The next harsh truth is that the present confusion between economic migrants and bona fide refugees is more and more untenable. Bad to horrible violence prevails in Syria, Yemen, Somalia. Those countries produce refugees, no doubt. There are a few intermediate situations more difficult to judge- the Central African Republic, Burundi, parts of the Congo.
Libya is bad, but serves mostly for transit- in the horrible conditions that we know. Still- Europe has a debt of honor towards Libya and Libyans, due to the tenebrous intrigues of a handful of (now mostly disgraced) EU politicians that brought down Khadafi, and sent the country from bad to much worse.
But as far as I’m concerned, no person from Senegal, Eritrea, Nigeria or even the Sudan should automatically qualify for refugee status, and in many cases not at all.
This is where compassion-based solidarity clashes most with rational thinking. Europe needs immigration in the long run, given the aging of its own population; but allowing for an unchecked influx of unskilled labor, and often subject to racism at that, is just closing an eye to new forms of slavery at home, such as prevails in the vast, plastic horticulture hothouses around Almería in my home region of Andalucía. Been there, seen it.
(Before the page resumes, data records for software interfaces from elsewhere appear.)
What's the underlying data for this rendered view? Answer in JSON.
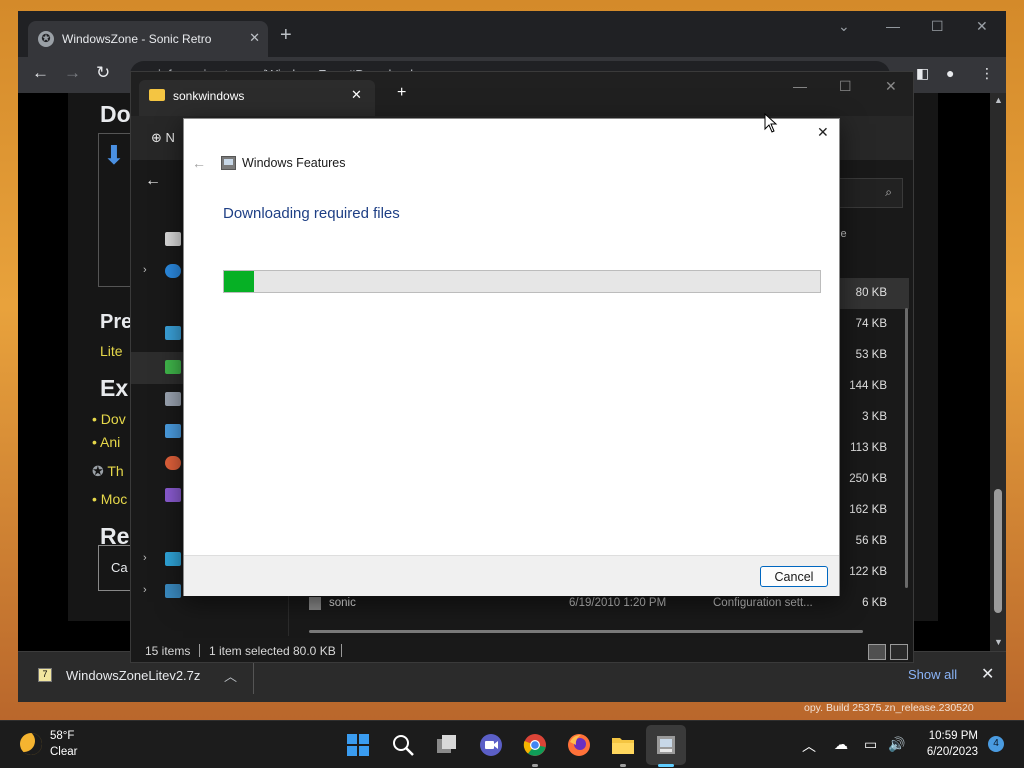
{
  "browser": {
    "tab_title": "WindowsZone - Sonic Retro",
    "url": "info.sonicretro.org/WindowsZone#Downloads",
    "page": {
      "headings": [
        "Do",
        "Pre",
        "Ex",
        "Re"
      ],
      "links": [
        "Lite",
        "Dov",
        "Ani",
        "Th",
        "Moc"
      ],
      "button_fragment": "Ca"
    },
    "download_bar": {
      "file_name": "WindowsZoneLitev2.7z",
      "show_all": "Show all"
    }
  },
  "explorer": {
    "tab_title": "sonkwindows",
    "new_button": "N",
    "column_size_fragment": "ze",
    "sizes": [
      "80 KB",
      "74 KB",
      "53 KB",
      "144 KB",
      "3 KB",
      "113 KB",
      "250 KB",
      "162 KB",
      "56 KB",
      "122 KB"
    ],
    "last_row": {
      "name": "sonic",
      "date": "6/19/2010 1:20 PM",
      "type": "Configuration sett...",
      "size": "6 KB"
    },
    "status": {
      "items": "15 items",
      "selected": "1 item selected",
      "selected_size": "80.0 KB"
    }
  },
  "dialog": {
    "title": "Windows Features",
    "heading": "Downloading required files",
    "progress_percent": 5,
    "progress_color": "#06b025",
    "cancel_label": "Cancel"
  },
  "watermark": "opy. Build 25375.zn_release.230520",
  "taskbar": {
    "weather": {
      "temp": "58°F",
      "condition": "Clear"
    },
    "time": "10:59 PM",
    "date": "6/20/2023",
    "notification_count": "4",
    "apps": [
      "start-icon",
      "search-icon",
      "task-view-icon",
      "meet-icon",
      "chrome-icon",
      "firefox-icon",
      "file-explorer-icon",
      "windows-features-icon"
    ]
  }
}
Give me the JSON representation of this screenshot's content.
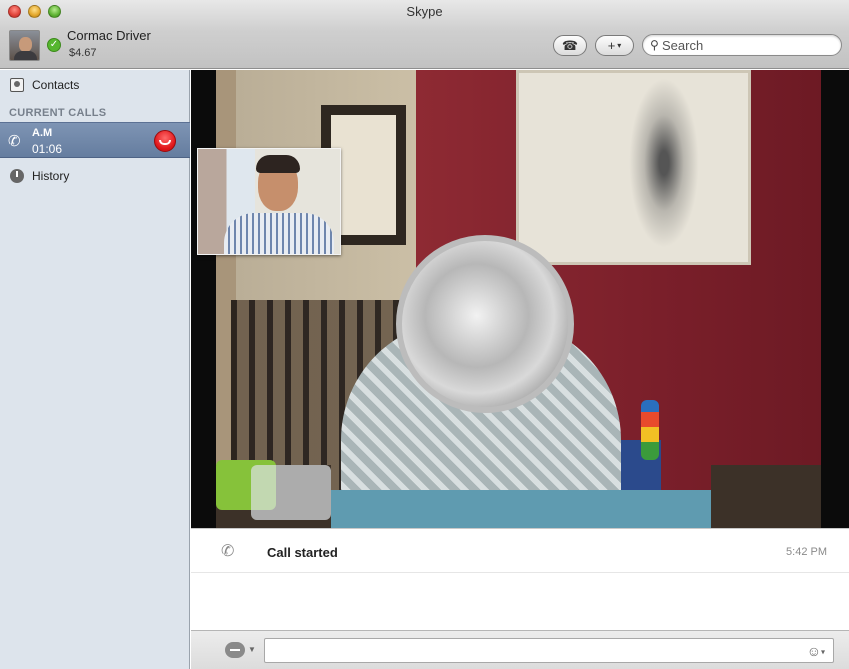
{
  "window": {
    "title": "Skype"
  },
  "profile": {
    "name": "Cormac Driver",
    "credit": "$4.67",
    "status_icon": "check-icon"
  },
  "toolbar": {
    "call_icon": "phone-icon",
    "add_label": "+",
    "add_caret": "▾",
    "search_placeholder": "Search"
  },
  "sidebar": {
    "contacts_label": "Contacts",
    "section_header": "CURRENT CALLS",
    "current_call": {
      "name": "A.M",
      "duration": "01:06"
    },
    "history_label": "History"
  },
  "chat": {
    "event_text": "Call started",
    "event_time": "5:42 PM"
  },
  "colors": {
    "accent_call_row": "#6f87aa",
    "hangup_red": "#e0161a",
    "status_green": "#56b62e"
  }
}
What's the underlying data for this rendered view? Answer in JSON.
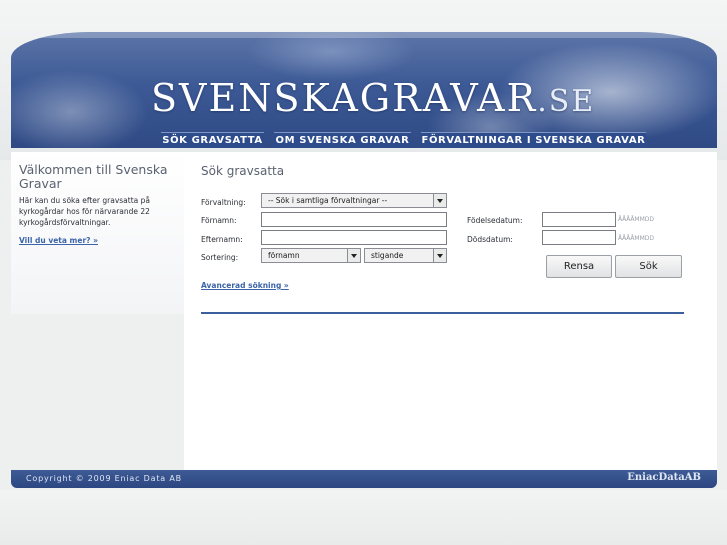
{
  "header": {
    "logo_main": "SVENSKAGRAVAR",
    "logo_tld": ".SE",
    "nav": [
      {
        "label": "SÖK GRAVSATTA"
      },
      {
        "label": "OM SVENSKA GRAVAR"
      },
      {
        "label": "FÖRVALTNINGAR I SVENSKA GRAVAR"
      }
    ]
  },
  "sidebar": {
    "title": "Välkommen till Svenska Gravar",
    "text": "Här kan du söka efter gravsatta på kyrkogårdar hos för närvarande 22 kyrkogårdsförvaltningar.",
    "link": "Vill du veta mer? »"
  },
  "search": {
    "title": "Sök gravsatta",
    "forvaltning_label": "Förvaltning:",
    "forvaltning_value": "-- Sök i samtliga förvaltningar --",
    "fornamn_label": "Förnamn:",
    "fornamn_value": "",
    "efternamn_label": "Efternamn:",
    "efternamn_value": "",
    "sortering_label": "Sortering:",
    "sort_field_value": "förnamn",
    "sort_order_value": "stigande",
    "fodelsedatum_label": "Födelsedatum:",
    "fodelsedatum_value": "",
    "fodelsedatum_hint": "ÅÅÅÅMMDD",
    "dodsdatum_label": "Dödsdatum:",
    "dodsdatum_value": "",
    "dodsdatum_hint": "ÅÅÅÅMMDD",
    "reset_label": "Rensa",
    "submit_label": "Sök",
    "advanced_link": "Avancerad sökning »"
  },
  "footer": {
    "copyright": "Copyright © 2009 Eniac Data AB",
    "brand": "EniacDataAB"
  },
  "colors": {
    "header_blue": "#3d5a96",
    "nav_blue": "#2e4c8c",
    "link_blue": "#3c64a8",
    "rule_blue": "#3a5f9c"
  }
}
Refugees and migrants entering the European Union should stand a fair chance of integration, education and dignified employment. As it is, the first generation is often condemned to a marginal existence: legal limbo, housing ran by shark-like profiteers, dependency on handouts either from a state already buckling under social security expenses, or from a church; some dealing, some street vending. Much hanging around on street corners, sleeping in parks- regretting the move? A few are honest enough to admit it, most will not- such is the pride of every immigrant, and the cost or the debt incurred with human traffickers. One may hope that the babies brought over or even born on the migrant ships will reach a better life, twenty years from now. But in the meantime, Africa is bled once more of tens of thousands of active women and men, who should make a difference in their own countries instead of lingering in the margins in the EU.
Few if any African states are democracies as we see it. There may be repression and intolerance: ethnic, religious, gender-based. But every woman and every man running away instead of fighting for change at home, strengthens the hand of a dictator or a corrupt and shortsighted ruler.
These are difficult thoughts to consider, but we must think them.
Europe should long have developed a truly equal economic partnership with Africa: they are so complimentary! Instead of which, we have acted for another fifty years like the missionaries of colonial times, and China has taken root, with the most unsentimental of approaches, and without the post-colonial hangups we still carry.
Whatever the European summit will decide, already now the migrant-and-refugee politics of today recall situations of the 1930’s and the 1940s. It’s not just the new fascism that’s on the rise, also its wider consequences. But just solidarity from the heart and the gut will not work against it, however noble those feelings are. There is need for a rational approach, based on an intelligent understanding of long-term interests of all sides- including the countries of origin.
These reflections do not take away from a shame the entire EU is sharing, Germany and Spain so far excepted. It’s striking that of the sixty-plus million of migrants of all categories worldwide, most of the burden of the real refugees- the ones on the run from war and ethnic hatred- is carried by countries that are themselves much poorer than the EU and the US: Turkey, Bangladesh, Lebanon, Jordan, Uganda…
To go back to Budapest, the city advertising itself so well as a lively and colorful tourist destination: in darker times, under Soviet domination and invasion, many Hungarians were welcomed as refugees in Western Europe and elsewhere. It’s always easier to forget than to remember.
Let the ships dock, reach out with a helping hand- but also think about all that remains unsaid behind the well-meant images, and where the souls saved from angry seas and callous politicians will go next.